Apollonius to Eudemus, greetings.
If you are restored in body, and other things go with you to your mind, well and good; and we too fare pretty well. At the time I was with you in Pergamum, I observed you were quite eager to be kept informed of the work I was doing in conics. And so I have sent you this first book revised, and we shall dispatch the others when we are satisfied with them. For I don't believe you have forgotten hearing from me how I worked out the plan for these conics at the request of Naucrates, the geometer, at the time he was with us in Alexandria lecturing, and how arranging them in eight books we immediately communicated them in great haste because of his near departure, not revising them but putting down whatever came to us with the intention of a final going over. And so finding now the occasion of correcting them, one book after another, we publish them. And since it happened that some others among those frequenting us got acquainted with the fist and second books before the revision, don't be surprised if you come upon them in a different form.
Of the eight books the first four belong to a course in the elements. The first book contains the generation of the three sections and of the opposite branches, and the principal properties in them worked out more fully and universally than in the writings of others. The second book contains the properties having to do with the diameters and axes and also the asymptotes, and other things of a general and necessary use for limits of possibility. And what I call diameters and what I call axes you will know from this book. The third book contains many incredible theorems of use for the construction of solid loci and for limits of possibility of which the greatest part and the most beautiful are new. And when we had grapsed these, we knew that the three-line and four-line locus had not been constructed by Euclid, but only a chance part of it and that not very happily. For it was not possible for this construction to be completed without the additional things found by us. The fourth book shows in how many ways the sections of a cone intersect with each other and with the circumference of a circle, and contains other things in addition none of which has been written up by our predecessors, that is in how many points the section of a cone or the circumference of a circle and the opposite branches meet the opposite branches. The rest of the books are fuller in treatment. For there is one dealing more fully with maxima and minima, and one with equal and similar sections of a cone, and one with limiting theorems, and one with determinate conic problems.

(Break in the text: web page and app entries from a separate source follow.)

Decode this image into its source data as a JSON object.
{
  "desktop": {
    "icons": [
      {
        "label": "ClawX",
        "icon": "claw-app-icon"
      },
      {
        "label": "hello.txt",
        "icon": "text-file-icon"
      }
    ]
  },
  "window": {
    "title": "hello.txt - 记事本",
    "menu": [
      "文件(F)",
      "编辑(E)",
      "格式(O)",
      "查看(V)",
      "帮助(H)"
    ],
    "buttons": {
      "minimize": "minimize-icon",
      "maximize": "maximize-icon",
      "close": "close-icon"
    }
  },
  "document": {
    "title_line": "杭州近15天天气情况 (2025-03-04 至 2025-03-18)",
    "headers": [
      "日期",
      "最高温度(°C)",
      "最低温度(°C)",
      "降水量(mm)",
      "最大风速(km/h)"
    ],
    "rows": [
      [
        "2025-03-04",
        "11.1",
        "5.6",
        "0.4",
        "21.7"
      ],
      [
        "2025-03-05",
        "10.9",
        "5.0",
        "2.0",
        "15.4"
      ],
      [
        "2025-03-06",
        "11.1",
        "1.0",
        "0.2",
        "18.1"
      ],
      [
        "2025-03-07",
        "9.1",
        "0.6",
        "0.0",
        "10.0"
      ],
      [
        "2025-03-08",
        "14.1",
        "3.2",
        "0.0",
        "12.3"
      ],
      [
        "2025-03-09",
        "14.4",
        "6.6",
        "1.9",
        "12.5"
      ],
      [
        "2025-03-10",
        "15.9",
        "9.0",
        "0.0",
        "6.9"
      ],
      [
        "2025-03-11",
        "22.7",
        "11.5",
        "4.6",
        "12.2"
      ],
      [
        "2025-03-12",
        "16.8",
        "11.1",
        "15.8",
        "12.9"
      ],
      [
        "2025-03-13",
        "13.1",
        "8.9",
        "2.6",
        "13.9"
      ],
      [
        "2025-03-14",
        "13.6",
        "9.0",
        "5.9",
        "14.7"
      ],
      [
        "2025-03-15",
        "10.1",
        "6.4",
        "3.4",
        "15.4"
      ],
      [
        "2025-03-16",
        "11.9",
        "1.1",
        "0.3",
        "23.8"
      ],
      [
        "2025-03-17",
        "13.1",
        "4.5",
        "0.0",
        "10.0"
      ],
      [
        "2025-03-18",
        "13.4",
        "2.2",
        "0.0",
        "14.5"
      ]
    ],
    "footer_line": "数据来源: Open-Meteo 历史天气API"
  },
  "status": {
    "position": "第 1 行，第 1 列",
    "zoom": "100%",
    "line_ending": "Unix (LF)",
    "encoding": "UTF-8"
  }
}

And so indeed, with all them published, those happening upon them can judge them as they see fit. Good-bye.
Apollonius of Perga. Conics, translated by R. Catesby Taliaferro, in Great Books of the Western World, Vol. 11, Chicago: Encyclopedia Britannica, 1952, p. 603.